I’d like to draw attention to Mark Pomerleau’s interesting piece at Fifth Domain examining the operational impact at Cyber Command (CYBERCOM) of several recent developments, including National Security Presidential Memorandum 13 (NSPM 13), doctrinal/policy innovations under the headings of “persistent engagement” and “defending forward,” and new/clarified authorities associated with the most recent National Defense Authorization Act (NDAA). I’ve written at length (e.g., here and here) about several of these developments before. Pomerleau’s article is a handy glimpse behind the curtain regarding how things are coming along in light of those changes. Two things stood out to me:
1. The tempo and nature of out-of-network operations
It appears the collective impact of these changes has made a significant difference in the tempo of CYBERCOM’s operations outside the Department of Defense (DOD) Information Network.
First, let’s talk about the tempo. Remarkably, the article quotes an unnamed senior DOD official suggesting that, under the earlier decision-making procedures, approval for out-of-network operations was exceedingly rare: “I would say that in 8, 9, 10 years under the old decision process, I can count on less than two fingers the number of operations conducted.”
I’m no math major, but I’m pretty sure that “less than two fingers” means either one or zero. That’s a shockingly low figure, so low that it seems at first blush to be implausible.
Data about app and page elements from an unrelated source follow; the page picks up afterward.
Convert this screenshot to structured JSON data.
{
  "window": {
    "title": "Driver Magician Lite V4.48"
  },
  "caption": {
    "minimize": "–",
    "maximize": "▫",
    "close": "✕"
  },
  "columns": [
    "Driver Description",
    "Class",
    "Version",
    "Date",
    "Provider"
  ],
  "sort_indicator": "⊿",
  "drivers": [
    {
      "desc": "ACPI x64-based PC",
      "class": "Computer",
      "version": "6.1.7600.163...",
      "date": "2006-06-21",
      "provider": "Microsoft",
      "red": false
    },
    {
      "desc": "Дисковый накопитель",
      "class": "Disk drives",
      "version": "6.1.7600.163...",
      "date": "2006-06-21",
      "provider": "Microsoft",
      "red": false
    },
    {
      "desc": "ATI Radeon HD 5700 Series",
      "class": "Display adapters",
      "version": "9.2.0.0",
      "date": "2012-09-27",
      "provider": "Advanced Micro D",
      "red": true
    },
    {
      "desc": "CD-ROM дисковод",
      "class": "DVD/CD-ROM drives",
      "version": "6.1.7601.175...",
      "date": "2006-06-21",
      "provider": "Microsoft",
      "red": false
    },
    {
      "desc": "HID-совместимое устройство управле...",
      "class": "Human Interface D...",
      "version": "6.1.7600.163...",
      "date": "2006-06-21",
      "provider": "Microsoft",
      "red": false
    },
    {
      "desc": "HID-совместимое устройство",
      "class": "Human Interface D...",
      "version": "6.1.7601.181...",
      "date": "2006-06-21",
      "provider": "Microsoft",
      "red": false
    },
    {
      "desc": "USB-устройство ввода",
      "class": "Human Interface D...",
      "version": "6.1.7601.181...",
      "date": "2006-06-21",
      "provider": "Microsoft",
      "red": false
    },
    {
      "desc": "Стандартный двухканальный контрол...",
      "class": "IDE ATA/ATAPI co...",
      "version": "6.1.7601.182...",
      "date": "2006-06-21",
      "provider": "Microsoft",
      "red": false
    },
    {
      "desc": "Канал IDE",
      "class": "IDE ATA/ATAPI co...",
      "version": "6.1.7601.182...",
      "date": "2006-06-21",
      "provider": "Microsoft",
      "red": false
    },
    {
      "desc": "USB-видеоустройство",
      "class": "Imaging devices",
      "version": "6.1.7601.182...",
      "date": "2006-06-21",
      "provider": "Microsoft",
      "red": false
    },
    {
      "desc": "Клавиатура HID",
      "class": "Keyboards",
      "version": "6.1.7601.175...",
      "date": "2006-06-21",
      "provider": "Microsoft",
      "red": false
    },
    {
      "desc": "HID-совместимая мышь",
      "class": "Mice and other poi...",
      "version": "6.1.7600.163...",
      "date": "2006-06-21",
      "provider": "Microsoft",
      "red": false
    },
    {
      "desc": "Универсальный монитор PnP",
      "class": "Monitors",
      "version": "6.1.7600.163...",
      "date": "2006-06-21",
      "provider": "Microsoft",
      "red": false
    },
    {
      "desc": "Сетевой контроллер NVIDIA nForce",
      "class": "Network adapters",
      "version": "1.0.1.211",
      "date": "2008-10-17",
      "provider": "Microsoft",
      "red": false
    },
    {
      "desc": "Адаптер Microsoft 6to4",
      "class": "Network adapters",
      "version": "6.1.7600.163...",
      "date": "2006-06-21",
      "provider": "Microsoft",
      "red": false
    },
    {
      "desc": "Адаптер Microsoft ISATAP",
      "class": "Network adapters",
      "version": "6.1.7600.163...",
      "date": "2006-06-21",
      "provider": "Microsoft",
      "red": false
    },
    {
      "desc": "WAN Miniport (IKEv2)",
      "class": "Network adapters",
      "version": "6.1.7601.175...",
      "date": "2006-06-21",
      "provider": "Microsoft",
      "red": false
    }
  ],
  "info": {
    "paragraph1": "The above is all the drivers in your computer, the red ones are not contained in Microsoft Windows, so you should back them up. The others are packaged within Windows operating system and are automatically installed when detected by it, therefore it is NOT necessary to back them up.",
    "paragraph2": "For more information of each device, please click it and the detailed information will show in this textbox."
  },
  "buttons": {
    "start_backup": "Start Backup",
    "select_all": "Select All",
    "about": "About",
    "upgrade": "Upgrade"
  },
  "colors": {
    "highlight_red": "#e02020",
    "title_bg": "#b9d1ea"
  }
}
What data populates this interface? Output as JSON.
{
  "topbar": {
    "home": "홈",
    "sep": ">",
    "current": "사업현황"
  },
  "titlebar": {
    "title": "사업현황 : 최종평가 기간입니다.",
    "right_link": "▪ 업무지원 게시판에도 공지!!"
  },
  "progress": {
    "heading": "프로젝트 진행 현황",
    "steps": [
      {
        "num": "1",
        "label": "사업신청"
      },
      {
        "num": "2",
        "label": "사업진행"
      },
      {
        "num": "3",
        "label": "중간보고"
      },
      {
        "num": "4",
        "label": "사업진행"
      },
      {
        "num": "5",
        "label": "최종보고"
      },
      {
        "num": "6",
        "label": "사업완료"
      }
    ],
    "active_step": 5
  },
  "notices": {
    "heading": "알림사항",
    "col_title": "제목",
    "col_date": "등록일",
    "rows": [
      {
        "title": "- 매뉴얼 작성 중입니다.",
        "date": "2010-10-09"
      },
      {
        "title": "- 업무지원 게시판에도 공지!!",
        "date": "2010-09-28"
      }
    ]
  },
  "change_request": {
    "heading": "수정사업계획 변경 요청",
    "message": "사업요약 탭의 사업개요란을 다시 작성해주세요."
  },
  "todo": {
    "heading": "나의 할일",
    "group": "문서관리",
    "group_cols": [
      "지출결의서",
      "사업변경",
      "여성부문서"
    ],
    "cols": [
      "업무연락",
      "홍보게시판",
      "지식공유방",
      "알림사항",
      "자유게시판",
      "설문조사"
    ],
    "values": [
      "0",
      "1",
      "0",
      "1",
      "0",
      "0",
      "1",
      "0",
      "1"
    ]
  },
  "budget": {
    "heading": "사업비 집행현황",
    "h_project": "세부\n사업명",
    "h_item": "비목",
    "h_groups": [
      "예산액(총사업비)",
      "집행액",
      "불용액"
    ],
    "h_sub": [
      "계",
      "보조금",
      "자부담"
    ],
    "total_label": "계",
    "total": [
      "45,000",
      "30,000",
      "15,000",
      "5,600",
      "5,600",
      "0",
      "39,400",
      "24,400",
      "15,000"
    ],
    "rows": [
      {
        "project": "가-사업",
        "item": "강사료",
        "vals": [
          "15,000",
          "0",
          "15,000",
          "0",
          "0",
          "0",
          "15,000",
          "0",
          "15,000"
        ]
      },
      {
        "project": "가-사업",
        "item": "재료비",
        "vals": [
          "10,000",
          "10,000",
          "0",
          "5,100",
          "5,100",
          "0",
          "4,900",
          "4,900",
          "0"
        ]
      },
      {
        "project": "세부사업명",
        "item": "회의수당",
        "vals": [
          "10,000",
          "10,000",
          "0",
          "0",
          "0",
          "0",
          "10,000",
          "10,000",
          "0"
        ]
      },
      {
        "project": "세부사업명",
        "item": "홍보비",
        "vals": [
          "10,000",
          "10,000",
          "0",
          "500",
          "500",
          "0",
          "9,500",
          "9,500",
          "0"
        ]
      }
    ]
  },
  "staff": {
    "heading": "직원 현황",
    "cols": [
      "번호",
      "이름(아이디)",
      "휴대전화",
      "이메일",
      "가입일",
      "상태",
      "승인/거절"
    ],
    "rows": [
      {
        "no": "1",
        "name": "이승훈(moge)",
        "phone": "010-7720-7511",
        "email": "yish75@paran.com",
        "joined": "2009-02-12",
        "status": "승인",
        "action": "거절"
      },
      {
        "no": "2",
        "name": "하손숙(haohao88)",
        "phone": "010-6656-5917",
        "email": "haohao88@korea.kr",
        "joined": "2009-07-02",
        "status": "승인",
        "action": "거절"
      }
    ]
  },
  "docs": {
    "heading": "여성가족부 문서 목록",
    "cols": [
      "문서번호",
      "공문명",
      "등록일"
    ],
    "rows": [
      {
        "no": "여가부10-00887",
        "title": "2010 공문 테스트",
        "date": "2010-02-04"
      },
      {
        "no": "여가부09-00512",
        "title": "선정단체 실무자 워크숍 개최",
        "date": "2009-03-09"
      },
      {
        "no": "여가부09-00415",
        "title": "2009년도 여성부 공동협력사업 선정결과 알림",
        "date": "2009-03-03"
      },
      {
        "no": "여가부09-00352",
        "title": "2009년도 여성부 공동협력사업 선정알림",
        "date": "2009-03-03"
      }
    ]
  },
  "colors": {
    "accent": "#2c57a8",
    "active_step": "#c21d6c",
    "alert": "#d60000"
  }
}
We have long known, after all, that CYBERCOM has had an active out-of-network role to play in support of the armed conflict with the Islamic State, via Joint Task Force Ares (JTF-Ares). The claim can be reconciled with JTF-Ares, of course, if we assume that the one approval for out-of-network operations mentioned by the unnamed official refers to JTF-Ares itself (thus subsuming within it all the many specific operations then conducted under that heading). Or perhaps there is an unmentioned caveat for out-of-network operations conducted in direct support of an ongoing armed conflict? Either way, the characterization remains: Under the prior rules, almost nothing got approved.
Is it different now? The combination of NSPM-13; the new doctrinal posture explicitly favoring out-of-network engagement with adversaries; and the new NDAA legal framework, which prunes away perceived obstacles such as claims that CYBERCOM lacked affirmative authority for non-armed-conflict scenarios or that such operations should be categorized as Title 50 covert action, collectively ought to make a difference. And now we have an explicit claim that they have. We don’t have numbers, but we do get a general claim from the unnamed official: “‘In this time since mid-August when the new process went into place, we’ve conducted many more operations,’ the official said.”
This is consistent with earlier reports about CYBERCOM activities in Russian networks, in a defending-forward posture, in relation to the 2018 election. And as Ellen Nakashima wrote on May 7 in the Washington Post, CYBERCOM also recently “operated in the networks of Ukraine, Macedonia, and Montenegro, which were being targeted by Russia, to help those countries identify foreign malicious activity.” Nakashima also notes that the JTF-Ares mission in some fashion has “expanded” to include “coordinating the cyber effort to counter violent extremism globally” rather than just in relation to the Islamic State.
What about the nature of these operations? We get some insight here as well. Not all the new operations are for “effect,” we are told in Pomerleau’s article. Much of these are, instead, “collection operations and preparation.” Which is exactly what one should expect, of course, but it’s still useful to see a degree of public discussion about it.
2. Clarifying what did and did not change with NSPM-13
Though NSPM-13 remains classified, it has been widely reported that its main thrust was to reduce the procedural obstacles to authorizing CYBERCOM to conduct operations outside of DOD’s Information Network. It seemed clear from prior reporting that this involved, at a minimum, a sharp reduction in the array of circumstances in which such operations would require presidential-level approval. And that is certainly reflected in Pomerleau’s article, as noted above.
But it had also seemed to me, previously, that NSPM-13 might have included a similarly sharp reduction in the amount of (or opportunities for) interagency vetting of such operations. That is, reduced interagency vetting might have been an express part of NSPM-13, or it might have followed indirectly from removal of presidential-level authorization requirements.
Pomerleau’s article suggests, however, that interagency vetting might be alive and well despite the reduction in presidential-level authorization requirements. Specifically, the article quotes Maj. Gen. Charles Moore, the J-3 at CYBERCOM, for the proposition that the new process still “requires very close coordination and synchronization with the interagency.”
I realize that this may be a characterization that is not shared by other participants in that process. Perhaps fewer entities have a voice in the process now, or perhaps the nature of the process has changed in a manner that reduces the leverage that participants can bring to bear when they oppose a proposed action. But it’s interesting, nonetheless, to see a direct assertion that interagency vetting continues.